Barley groups from the three prairie provinces will collect funds to support initiatives of the technical centre
The Canadian Malting Barley Technical Centre in Winnipeg has reached a new funding agreement.
The CMBTC will receive core funding from Alberta Barley, the Manitoba Wheat & Barley Growers Association and the Saskatchewan Barley Development Commission (Sask Barley).
Funding will be collected through a farmer checkoff and used to support CMBTC programs, which include market development initiatives, quality evaluation and technical support services for buyers of Canadian malt barley.

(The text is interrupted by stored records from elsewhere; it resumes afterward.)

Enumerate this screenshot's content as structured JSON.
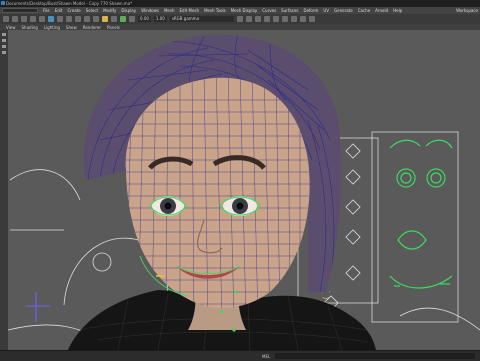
{
  "app": {
    "window_title": "Documents/Desktop/Bust/Shawn Model - Copy 770 Shawn.ma*",
    "workspace_label": "Workspace"
  },
  "menu": {
    "items": [
      "File",
      "Edit",
      "Create",
      "Select",
      "Modify",
      "Display",
      "Windows",
      "Mesh",
      "Edit Mesh",
      "Mesh Tools",
      "Mesh Display",
      "Curves",
      "Surfaces",
      "Deform",
      "UV",
      "Generate",
      "Cache",
      "Arnold",
      "Help"
    ]
  },
  "toolbar": {
    "value_a": "0.00",
    "value_b": "1.00",
    "renderer_field": "sRGB gamma"
  },
  "panel_menu": {
    "items": [
      "View",
      "Shading",
      "Lighting",
      "Show",
      "Renderer",
      "Panels"
    ]
  },
  "status_bar": {
    "mel_label": "MEL"
  },
  "colors": {
    "viewport_bg": "#5a5a5a",
    "wire_blue": "#2b2a8c",
    "ctrl_green": "#40d860",
    "curve_white": "#dedede"
  }
}
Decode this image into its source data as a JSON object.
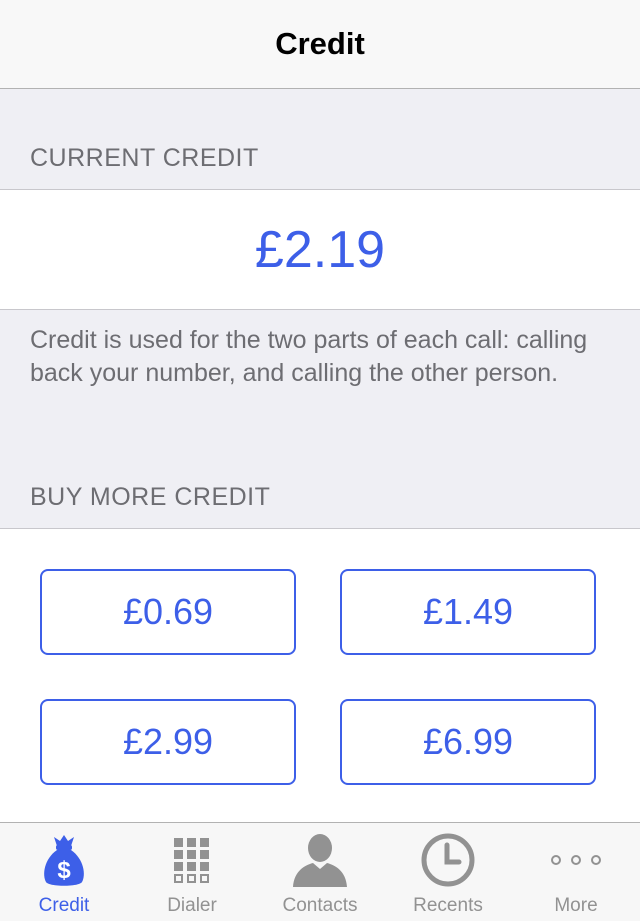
{
  "navbar": {
    "title": "Credit"
  },
  "current_credit": {
    "header": "CURRENT CREDIT",
    "value": "£2.19",
    "footer": "Credit is used for the two parts of each call: calling back your number, and calling the other person."
  },
  "buy_more": {
    "header": "BUY MORE CREDIT",
    "options": [
      "£0.69",
      "£1.49",
      "£2.99",
      "£6.99"
    ]
  },
  "tabbar": {
    "items": [
      {
        "label": "Credit",
        "icon": "money-bag-icon",
        "active": true
      },
      {
        "label": "Dialer",
        "icon": "keypad-icon",
        "active": false
      },
      {
        "label": "Contacts",
        "icon": "person-icon",
        "active": false
      },
      {
        "label": "Recents",
        "icon": "clock-icon",
        "active": false
      },
      {
        "label": "More",
        "icon": "more-dots-icon",
        "active": false
      }
    ]
  },
  "colors": {
    "accent": "#3d5fe8",
    "inactive": "#929292",
    "background": "#efeff4"
  }
}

“Continued funding from farmers will support the CMBTC’s operations, including our work to introduce promising new varieties to our domestic and international customers,” said Peter Watts, managing director of the CMBTC.
“With improved yield and disease resistance, and equal or better quality than existing varieties, the new lines will create value for farmers and help make malting barley an attractive crop to grow.”
The CMBTC conducts research designed to learn more about malting barley performance in malting and brewing processes and to en-sure Canadian malting barley meets the needs of end users.
Most research conducted at the CMBTC is applied research that directly supports the commercialization of Canadian malting barley.
The new funding agreement took effect July 31 and will replace the Western Canadian Deduction checkoff, which provided the CMBTC with three cents per tonne of barley delivered to Canadian Grain Commission licensed companies during the past five years.
The three provincial barley associations have taken over the collection and administration of the checkoff and have agreed to continue funding for CMBTC operations.
“One of our main goals at Sask Barley is to strengthen the competitiveness of Saskatchewan’s barley industry and the CMBTC supports this goal by facilitating programs that aim to commercialize Canadian malting barley,” said Sask Barley chair Jason Skotheim in a news release.
“Alberta Barley recognizes the value of the CMBTC’s expertise in malting and brewing, and their work to help create and sustain markets for Alberta’s malting barley farmers,” added Alberta Barley chair Jason Lenz.
“It’s part of the Canadian quality brand recognized by our international customers.”
Canada is one of the world’s largest producers and exporters of malting barley and malt, with combined domestic and international sales revenues of $1 billion annually.